With the desktop version of its Sandy Bridge-E processors out and about, Intel is now focusing its attention towards the server version of these chips, the Xeon E5, and has recently provided the press with a series of new details about these CPUs.
Intel's Xeon-E5 processors are supposed to replace the company's current Xeon 5000-series CPUs and judging by the data provided by Intel these should deliver an impressive jump in performance.
According to the Santa Clara chip maker, in synthetic benchmarks an eight-core Xeon E5 CPU running at 2.7GHz should be more than twice as powerful as an Xeon X5690 six-core chips that runs at 3.46GHz.

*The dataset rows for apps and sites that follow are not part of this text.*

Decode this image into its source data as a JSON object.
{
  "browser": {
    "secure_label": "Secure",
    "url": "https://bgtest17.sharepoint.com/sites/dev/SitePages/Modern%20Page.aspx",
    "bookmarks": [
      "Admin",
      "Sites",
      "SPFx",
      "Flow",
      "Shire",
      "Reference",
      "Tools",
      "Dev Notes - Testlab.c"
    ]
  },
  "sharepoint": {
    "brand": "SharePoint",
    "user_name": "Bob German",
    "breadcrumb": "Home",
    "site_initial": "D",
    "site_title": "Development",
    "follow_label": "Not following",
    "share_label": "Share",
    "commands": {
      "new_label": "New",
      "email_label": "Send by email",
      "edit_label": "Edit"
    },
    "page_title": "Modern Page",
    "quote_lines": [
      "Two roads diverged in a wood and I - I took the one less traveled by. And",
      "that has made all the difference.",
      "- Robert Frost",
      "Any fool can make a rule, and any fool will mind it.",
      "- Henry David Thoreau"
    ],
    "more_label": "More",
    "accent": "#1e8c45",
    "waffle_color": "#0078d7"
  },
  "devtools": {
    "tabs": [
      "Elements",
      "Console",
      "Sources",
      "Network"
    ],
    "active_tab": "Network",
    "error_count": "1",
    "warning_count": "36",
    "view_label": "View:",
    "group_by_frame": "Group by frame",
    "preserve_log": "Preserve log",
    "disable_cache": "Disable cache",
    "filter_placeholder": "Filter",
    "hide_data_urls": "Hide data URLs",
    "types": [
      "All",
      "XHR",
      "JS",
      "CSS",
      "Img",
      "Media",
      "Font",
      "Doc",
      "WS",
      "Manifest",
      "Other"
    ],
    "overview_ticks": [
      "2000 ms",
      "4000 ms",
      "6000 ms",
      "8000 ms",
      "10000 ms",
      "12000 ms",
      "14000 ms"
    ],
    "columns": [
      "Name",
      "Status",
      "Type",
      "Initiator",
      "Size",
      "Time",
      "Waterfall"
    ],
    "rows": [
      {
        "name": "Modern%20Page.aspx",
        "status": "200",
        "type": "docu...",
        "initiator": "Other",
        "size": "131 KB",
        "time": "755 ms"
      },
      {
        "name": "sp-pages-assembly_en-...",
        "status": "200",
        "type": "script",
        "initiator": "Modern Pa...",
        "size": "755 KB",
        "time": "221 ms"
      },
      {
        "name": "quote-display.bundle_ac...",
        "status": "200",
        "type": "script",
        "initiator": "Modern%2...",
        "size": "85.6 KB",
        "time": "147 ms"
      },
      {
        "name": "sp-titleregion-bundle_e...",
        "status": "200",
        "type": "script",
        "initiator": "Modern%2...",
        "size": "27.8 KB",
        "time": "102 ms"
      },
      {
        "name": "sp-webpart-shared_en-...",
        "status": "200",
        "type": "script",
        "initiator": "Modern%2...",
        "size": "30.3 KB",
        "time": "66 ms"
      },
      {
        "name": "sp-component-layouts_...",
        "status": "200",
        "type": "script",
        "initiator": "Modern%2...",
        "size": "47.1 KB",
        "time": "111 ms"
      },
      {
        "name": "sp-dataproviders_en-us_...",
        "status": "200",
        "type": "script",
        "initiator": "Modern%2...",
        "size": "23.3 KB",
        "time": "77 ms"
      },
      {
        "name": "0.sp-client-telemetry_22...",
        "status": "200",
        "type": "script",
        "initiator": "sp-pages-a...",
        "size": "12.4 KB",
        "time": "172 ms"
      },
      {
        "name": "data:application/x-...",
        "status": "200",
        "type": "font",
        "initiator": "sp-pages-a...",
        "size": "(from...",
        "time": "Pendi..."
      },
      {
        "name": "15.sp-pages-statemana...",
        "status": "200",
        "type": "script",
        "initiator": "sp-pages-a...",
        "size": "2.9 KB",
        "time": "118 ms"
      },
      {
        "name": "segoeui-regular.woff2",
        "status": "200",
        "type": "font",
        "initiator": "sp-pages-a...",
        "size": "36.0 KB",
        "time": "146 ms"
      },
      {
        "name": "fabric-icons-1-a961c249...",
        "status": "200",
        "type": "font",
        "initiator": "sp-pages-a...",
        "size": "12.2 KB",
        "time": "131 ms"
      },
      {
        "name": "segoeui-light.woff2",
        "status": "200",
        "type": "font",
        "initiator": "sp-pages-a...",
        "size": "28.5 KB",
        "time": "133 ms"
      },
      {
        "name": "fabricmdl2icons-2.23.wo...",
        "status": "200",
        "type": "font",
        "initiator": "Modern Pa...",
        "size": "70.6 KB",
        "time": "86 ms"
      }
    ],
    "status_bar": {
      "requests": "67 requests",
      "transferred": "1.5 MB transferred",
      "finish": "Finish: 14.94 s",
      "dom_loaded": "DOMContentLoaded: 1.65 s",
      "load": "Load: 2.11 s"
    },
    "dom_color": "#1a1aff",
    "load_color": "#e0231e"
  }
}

In real life scenarios, the performance difference between the two server parts won't be as high, but Intel still promises a minimum speed increase of 30%, while in some applications the Xeon E5 could prove to be up to 70% faster than its predecessor.
From the information leaked until now (some of which was published by ComputerBase), we know that the Xeon E5 range will be split into more than one CPU lines for single as well as multi-socket systems.
Intel's Xeon E5 chips will support between four and eight computing cores with TDPs ranging from 50W to 130W, and include all the technologies that come standard with the Sandy Bridge architecture such as support for the AVX instruction set.
Depending on the socket used, Xeon E3 processors can also pack a tri- or quad-channel memory controller, up to 20MB of Level 3 cache memory, 2 QPI links, 40 PCIe Gen3 lanes, and four DMI 2.0 lanes.
Intel is sampling this chips right now to a select number of cloud and HPC computer vendors, but mass availability isn't expected to be reached until the first quarter of next year.